• TASK REQUIREMENTS: Reproduce the entries in full. Exclude all images from the copy.
┌──
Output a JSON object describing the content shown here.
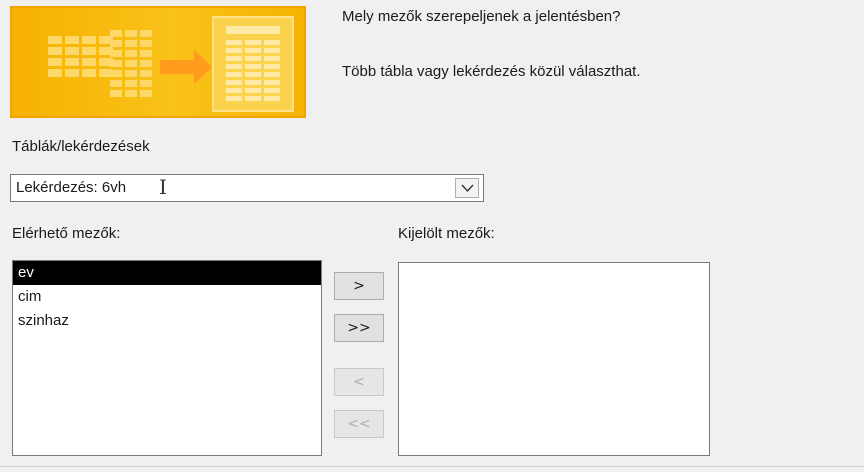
{
  "header": {
    "question": "Mely mezők szerepeljenek a jelentésben?",
    "hint": "Több tábla vagy lekérdezés közül választhat."
  },
  "tables": {
    "label": "Táblák/lekérdezések",
    "selected_value": "Lekérdezés: 6vh"
  },
  "available_fields": {
    "label": "Elérhető mezők:",
    "items": [
      "ev",
      "cim",
      "szinhaz"
    ],
    "selected_index": 0
  },
  "selected_fields": {
    "label": "Kijelölt mezők:",
    "items": []
  },
  "buttons": {
    "add_one": ">",
    "add_all": ">>",
    "remove_one": "<",
    "remove_all": "<<"
  },
  "icons": {
    "banner": "report-wizard-illustration",
    "combo_arrow": "chevron-down-icon",
    "cursor": "text-cursor-icon"
  },
  "colors": {
    "banner_orange": "#f7b100",
    "selection": "#000000"
  }
}
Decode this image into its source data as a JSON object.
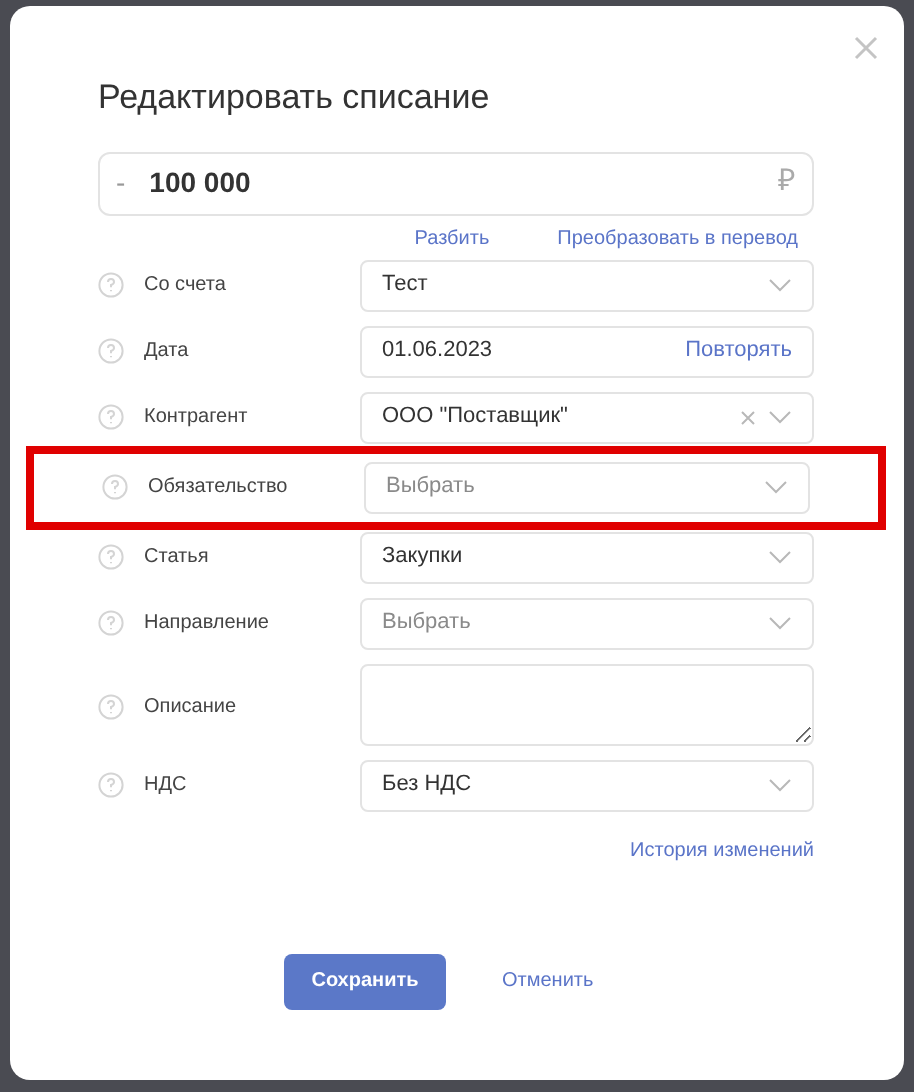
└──
• OUTPUT FOR THIS EXERCISE:
Output a JSON object describing the content shown here.
{
  "header": {
    "question": "Mely mezők szerepeljenek a jelentésben?",
    "hint": "Több tábla vagy lekérdezés közül választhat."
  },
  "tables": {
    "label": "Táblák/lekérdezések",
    "selected_value": "Lekérdezés: 6vh"
  },
  "available_fields": {
    "label": "Elérhető mezők:",
    "items": [
      "ev",
      "cim",
      "szinhaz"
    ],
    "selected_index": 0
  },
  "selected_fields": {
    "label": "Kijelölt mezők:",
    "items": []
  },
  "buttons": {
    "add_one": ">",
    "add_all": ">>",
    "remove_one": "<",
    "remove_all": "<<"
  },
  "icons": {
    "banner": "report-wizard-illustration",
    "combo_arrow": "chevron-down-icon",
    "cursor": "text-cursor-icon"
  },
  "colors": {
    "banner_orange": "#f7b100",
    "selection": "#000000"
  }
}
Decode this image into its source data as a JSON object.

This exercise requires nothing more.